Inspiration does not only work from the “this gives me an idea” angle. Sometimes it’s “they did it [THIS] way. Let’s do thing differently.” And work from that design decision. In many ways, we looked a number of products with that optic in mind. Let’s not offer the same thing that is out there.
Louis and I both play other games. We looked at settings for miniatures games, thought about the background of certain monsters from the Warhammer 40k universe, drooled and glossed over the Warmachine books (Louis does not want me to show them my Warmachine books) talked about Munchkin a few times.
Our approach of those games was similar to that of RPGs. What is so interesting about them? Why do people like them? We were not out there to create a mini skirmish games, but some elements and some of the coolest monsters in those settings, we imported and re-skinned with a new spin. Be prepared to see some miniatures from Privateer Press and/or Games Workshop at some of our events in the future… Okay, I already used some of my Warmachine stuff in “Encounter at Ramat Bridge” at PaizoCon and Fandemonium. Those guys make awesome minis… And I have them, so I’d better use them!
If you’ve been reading this blog for any length of time, my love affair with history is known to you. If not, well… now you know. History is a great teacher. Unfortunately most of us learned a series of meaningless dates and our eyes glazed over. But history is an awesome story book.
Like the world of comics, we used history as a way to create people’s role. For example, we can take a great military mind, like Julius Caesar and use him as a general. This general would be a shrewd politician and a careful planner. Another might be based on Alexander the Great: young, brash and extravagant. Another might take after the Cardinal de Richelieu, a shrewd politician who keeps his end goal in mind. The list goes on.
History has one great advantage: we know how it played out. How a given event can impact later events and events that originally seem completely unrelated. For example, how the Moroccan crisis in the early 20th century led to the First World War, which led to the rise of Hitler and the Second World War. There is a long list of events.

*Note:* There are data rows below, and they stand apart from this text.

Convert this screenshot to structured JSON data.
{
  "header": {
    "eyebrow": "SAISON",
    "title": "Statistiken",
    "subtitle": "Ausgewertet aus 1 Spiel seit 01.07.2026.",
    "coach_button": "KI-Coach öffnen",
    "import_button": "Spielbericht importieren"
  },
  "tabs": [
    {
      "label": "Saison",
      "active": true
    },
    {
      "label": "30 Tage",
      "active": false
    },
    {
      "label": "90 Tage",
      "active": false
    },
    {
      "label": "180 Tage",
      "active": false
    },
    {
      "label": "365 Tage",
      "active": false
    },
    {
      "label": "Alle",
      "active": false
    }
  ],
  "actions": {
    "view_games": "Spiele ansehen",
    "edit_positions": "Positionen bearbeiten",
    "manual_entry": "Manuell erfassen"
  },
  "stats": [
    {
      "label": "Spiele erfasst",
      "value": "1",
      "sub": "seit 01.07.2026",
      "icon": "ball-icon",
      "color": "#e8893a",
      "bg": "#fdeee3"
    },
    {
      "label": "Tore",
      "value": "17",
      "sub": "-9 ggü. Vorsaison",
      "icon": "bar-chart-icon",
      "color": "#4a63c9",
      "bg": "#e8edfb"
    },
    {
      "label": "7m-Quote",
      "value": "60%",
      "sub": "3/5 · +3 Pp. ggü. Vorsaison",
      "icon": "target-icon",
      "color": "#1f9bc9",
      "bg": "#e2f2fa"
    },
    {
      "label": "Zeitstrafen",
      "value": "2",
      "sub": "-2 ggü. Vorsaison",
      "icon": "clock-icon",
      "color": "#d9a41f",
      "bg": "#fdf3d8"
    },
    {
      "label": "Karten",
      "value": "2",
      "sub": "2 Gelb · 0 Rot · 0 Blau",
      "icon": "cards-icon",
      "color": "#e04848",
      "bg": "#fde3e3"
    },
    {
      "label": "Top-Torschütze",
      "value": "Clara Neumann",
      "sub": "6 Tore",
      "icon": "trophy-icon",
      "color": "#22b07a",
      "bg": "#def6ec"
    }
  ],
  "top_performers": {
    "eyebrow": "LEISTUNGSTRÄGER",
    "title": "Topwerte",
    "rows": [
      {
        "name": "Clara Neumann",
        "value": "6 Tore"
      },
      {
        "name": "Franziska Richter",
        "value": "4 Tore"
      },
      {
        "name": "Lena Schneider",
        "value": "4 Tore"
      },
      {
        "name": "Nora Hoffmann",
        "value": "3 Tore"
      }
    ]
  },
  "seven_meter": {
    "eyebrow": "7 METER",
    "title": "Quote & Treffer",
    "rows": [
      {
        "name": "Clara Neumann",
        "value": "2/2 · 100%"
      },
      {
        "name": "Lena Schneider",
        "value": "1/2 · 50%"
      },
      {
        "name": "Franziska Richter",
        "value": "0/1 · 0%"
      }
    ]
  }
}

The history of NeoExodus is built around similar apparently unrelated events that eventually lead to something big. History of our world definitely served as a template for a number of moments in NeoExodus. Can you guess which ones?
Next: the races of NeoExodus